Female financiers take the lead
By Julie Riddle '92
Over the past few years, business students and faculty members noticed a perplexing pattern during many team stock pitches for the Whitworth Student Investment Group. Female team members would deliver a welcome and provide an industry overview, and then their male counterparts would present the complex stock analysis.
"These females were among Whitworth's very best students" says Dawn Keig, associate professor of strategic management, "but they felt they were lacking in confidence around their nimbleness in working with some of the technical skills."
Gracie Pfau '21, an investment group member and business administration major, also observed that in her classes male students were more likely than females to raise their hand to ask or answer questions. "We usually let other people go first," says Pfau, pictured at left.
Pfau and other upper-division business students decided to address these issues by creating Women in Finance, a chartered club that seeks to build sustainable confidence through competence. "At its heart, WIF is women teaching women in a supportive environment," says Keig, the club's faculty advisor.
With a grant from the Whitworth Women's Leadership Network, club officers built a reusable curriculum that they began teaching in a weekly class. Each unit includes basic and advanced levels, providing challenging material for all participants.
Last fall, students from a variety of majors learned how to read a 10-K annual report, with units delving into each of the report's financial statements. "The most important piece we wanted them to take away is how these are all interconnected," says Pfau, the president of WIF. "The younger students are really eager to learn, and this is like a jump-start to the upper-division classes."
For spring 2021, WIF moved from a classroom to a computer lab, where the students collaborated with Assistant Professor of Math & Computer Science Qian Mao to learn Python, a programming language that is used for business analytics. "The financial and technical worlds are starting to merge," Pfau says, "and it looks really good on your résumé if you know how to code."
Pfau will soon begin her career in the finance industry, where gender inequality prevails, particularly in senior roles.
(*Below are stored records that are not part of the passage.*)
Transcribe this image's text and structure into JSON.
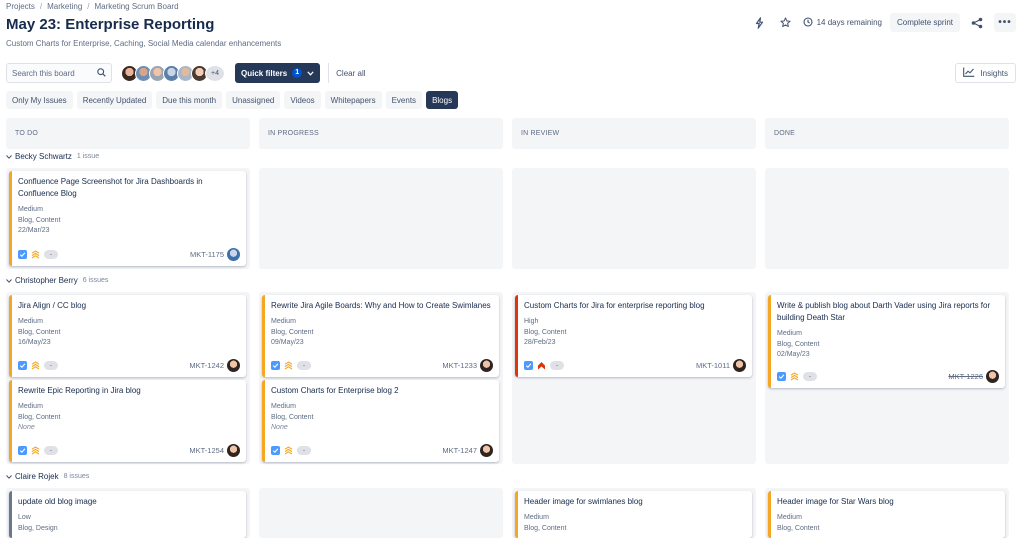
{
  "breadcrumb": [
    "Projects",
    "Marketing",
    "Marketing Scrum Board"
  ],
  "title": "May 23: Enterprise Reporting",
  "subtitle": "Custom Charts for Enterprise, Caching, Social Media calendar enhancements",
  "header": {
    "remaining": "14 days remaining",
    "complete_label": "Complete sprint",
    "more_label": "•••",
    "icons": [
      "lightning-icon",
      "star-icon",
      "clock-icon",
      "share-icon",
      "more-icon"
    ]
  },
  "filters": {
    "search_placeholder": "Search this board",
    "avatar_overflow": "+4",
    "quick_filters_label": "Quick filters",
    "quick_filters_count": "1",
    "clear_all": "Clear all",
    "insights": "Insights"
  },
  "chips": [
    {
      "label": "Only My Issues",
      "active": false
    },
    {
      "label": "Recently Updated",
      "active": false
    },
    {
      "label": "Due this month",
      "active": false
    },
    {
      "label": "Unassigned",
      "active": false
    },
    {
      "label": "Videos",
      "active": false
    },
    {
      "label": "Whitepapers",
      "active": false
    },
    {
      "label": "Events",
      "active": false
    },
    {
      "label": "Blogs",
      "active": true
    }
  ],
  "columns": [
    "TO DO",
    "IN PROGRESS",
    "IN REVIEW",
    "DONE"
  ],
  "swimlanes": [
    {
      "name": "Becky Schwartz",
      "count": "1 issue"
    },
    {
      "name": "Christopher Berry",
      "count": "6 issues"
    },
    {
      "name": "Claire Rojek",
      "count": "8 issues"
    }
  ],
  "pill_text": "-",
  "cards": [
    {
      "title": "Confluence Page Screenshot for Jira Dashboards in Confluence Blog",
      "priority": "Medium",
      "labels": "Blog, Content",
      "date": "22/Mar/23",
      "key": "MKT-1175"
    },
    {
      "title": "Jira Align / CC blog",
      "priority": "Medium",
      "labels": "Blog, Content",
      "date": "16/May/23",
      "key": "MKT-1242"
    },
    {
      "title": "Rewrite Jira Agile Boards: Why and How to Create Swimlanes",
      "priority": "Medium",
      "labels": "Blog, Content",
      "date": "09/May/23",
      "key": "MKT-1233"
    },
    {
      "title": "Custom Charts for Jira for enterprise reporting blog",
      "priority": "High",
      "labels": "Blog, Content",
      "date": "28/Feb/23",
      "key": "MKT-1011"
    },
    {
      "title": "Write & publish blog about Darth Vader using Jira reports for building Death Star",
      "priority": "Medium",
      "labels": "Blog, Content",
      "date": "02/May/23",
      "key": "MKT-1226"
    },
    {
      "title": "Rewrite Epic Reporting in Jira blog",
      "priority": "Medium",
      "labels": "Blog, Content",
      "date": "None",
      "key": "MKT-1254"
    },
    {
      "title": "Custom Charts for Enterprise blog 2",
      "priority": "Medium",
      "labels": "Blog, Content",
      "date": "None",
      "key": "MKT-1247"
    },
    {
      "title": "update old blog image",
      "priority": "Low",
      "labels": "Blog, Design",
      "date": "",
      "key": ""
    },
    {
      "title": "Header image for swimlanes blog",
      "priority": "Medium",
      "labels": "Blog, Content",
      "date": "",
      "key": ""
    },
    {
      "title": "Header image for Star Wars blog",
      "priority": "Medium",
      "labels": "Blog, Content",
      "date": "",
      "key": ""
    }
  ],
  "colors": {
    "dark_navy": "#253858",
    "medium_priority": "#f5a623",
    "high_priority": "#de350b",
    "low_priority": "#6b778c",
    "column_bg": "#f4f5f7"
  }
}
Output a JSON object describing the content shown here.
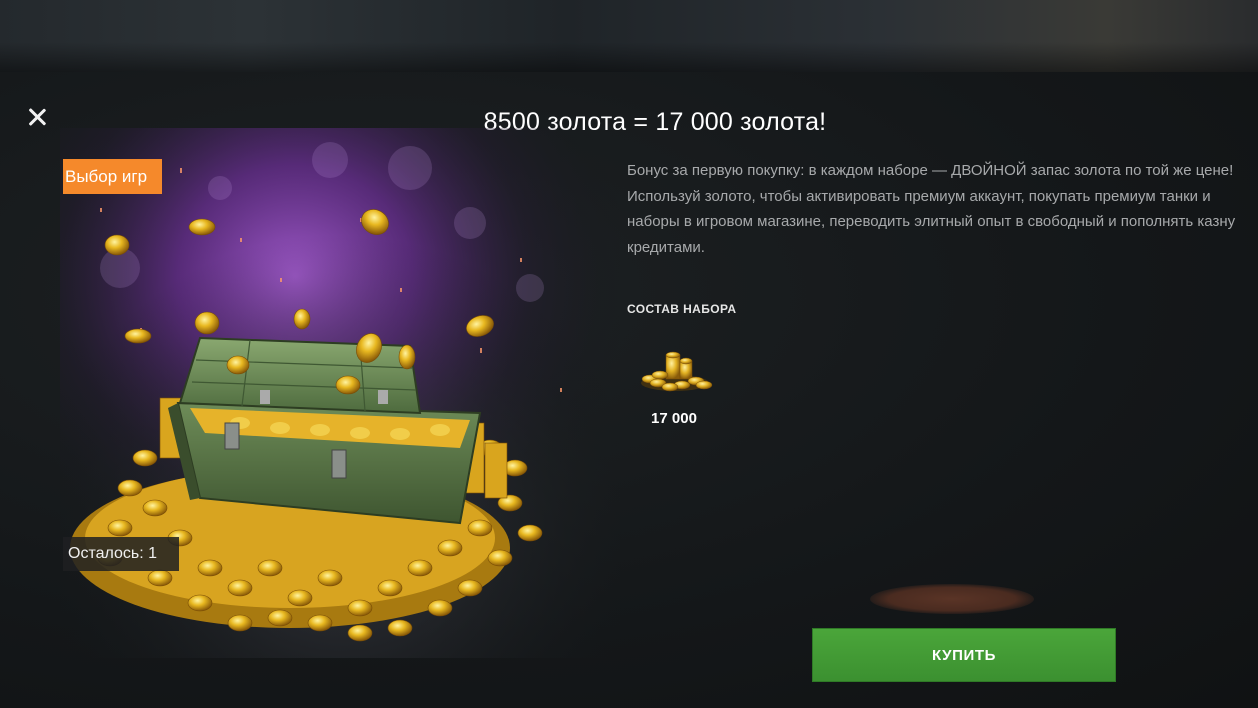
{
  "modal": {
    "title": "8500 золота = 17 000 золота!",
    "close_icon": "close-icon"
  },
  "offer": {
    "tag": "Выбор игр",
    "remaining": "Осталось: 1",
    "description": [
      "Бонус за первую покупку: в каждом наборе — ДВОЙНОЙ запас золота по той же цене!",
      "Используй золото, чтобы активировать премиум аккаунт, покупать премиум танки и наборы в игровом магазине, переводить элитный опыт в свободный и пополнять казну кредитами."
    ],
    "contents_label": "СОСТАВ НАБОРА",
    "contents": [
      {
        "icon": "gold-coins-icon",
        "quantity": "17 000"
      }
    ]
  },
  "actions": {
    "buy_label": "КУПИТЬ"
  },
  "colors": {
    "buy_button": "#45a036",
    "tag_badge": "#f5892b",
    "background": "#16191b"
  }
}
But she has developed the skills and the confidence to excel. She wants the same for the members of WIF. "With resources and knowledge, they'll be on a similar playing field to the guys," she says, "and hopefully that'll get them to raise their hand."